After the emotional intensity of the meeting with the Colonel, an invitation to meet the Canadian Ambassador presented no qualms! It turned out that Mr Philip MacKinnon, the Acting Head of Mission at the Embassy of Canada in Afghanistan, is originally from PEI! Indeed, he also has a strong education connection as his father was the Principal of the Prince of Wales College prior to the formation of UPEI. Naturally we discussed the changes in Charlottetown and the province since his family moved away in the late 1960s.

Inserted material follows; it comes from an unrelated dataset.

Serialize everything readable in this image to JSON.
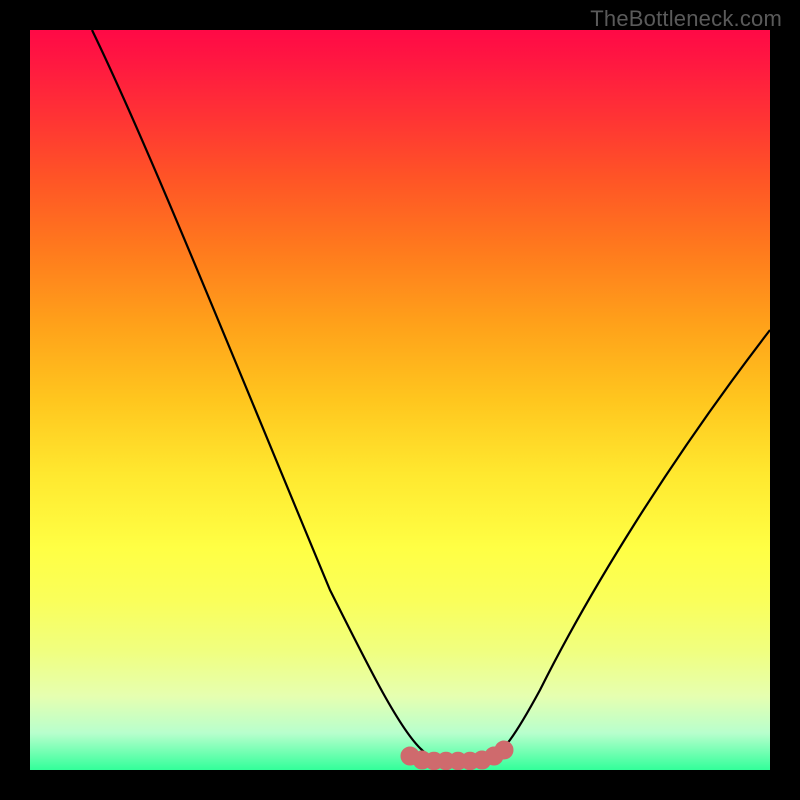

Mr MacKinnon was pleased to see UPEI involved in what he saw as a key Canadian initiative in Afghanistan. He repeated the mantra I have heard everywhere I have travelled – the importance of education to the future of Afghanistan, and the three priority needs: to increase the overall literacy rates, to get more girls enrolled in school, and to develop higher quality teachers. I assured him that although our project only directly focuses on the third of these, the others would be indirect outcomes.
The Ambassador had heard about my blog, and asked me if I could use it to pass on his best wishes to his friends and family back home. I am pleased to do so!
From the Embassy we returned to our office and had a final team meeting. We then went out for dinner. This was a special experience as it was hosted by our lead partner in the Teacher Education Directorate, Mrs Wardak, at her home. I’m not sure what we were expecting but those expectations were exceeded before we even entered the door.
As we approached the gates we were stopped by an Army checkpoint. This was unusual, as most checkpoints in the city are manned by the police. We were cleared through, and went in to the house. Here we found we were not the only guests. About twenty people milled around, including guests from USAID and other agencies involved in teacher education. A number of senior staff from TED were there, and also some senior ANA officers who were related to the host family. Now I understood the Army checkpoint!
The power was out, so we sat around and chatted in a large living room illuminated with candles and calor gas lamps. After a while we went to another room, where a local band had set up its equipment. A small generator hummed in the background. The band regaled us with traditional Afghan music, using a variety of instruments. Some, like the hand drum and a long necked sitar, were familiar to me. Others, like a 20 string mandolin type instrument, were not. The music was unlike any other I have heard, and we sat for some time just enjoying the sounds.
After about half an hour we were called back in to the main room, where a table had been laid for dinner. Younger family members kept replenishing the dishes, which truly made the table groan under their weight. We sat and talked and ate, and ate, and eventually staggered back for the second half of the musical performance. This time the music was faster, more upbeat, and soon a number of the men were dancing. I watched but did not participate, the footwork looked far too complicated for me!
We sat on cushions around the room, drinking juice, watching the dancers, listening to the music. It was a still evening, warm and clear. In the garden we could stand and look up at the stars. It was a lovely way to spend our last night in Kabul.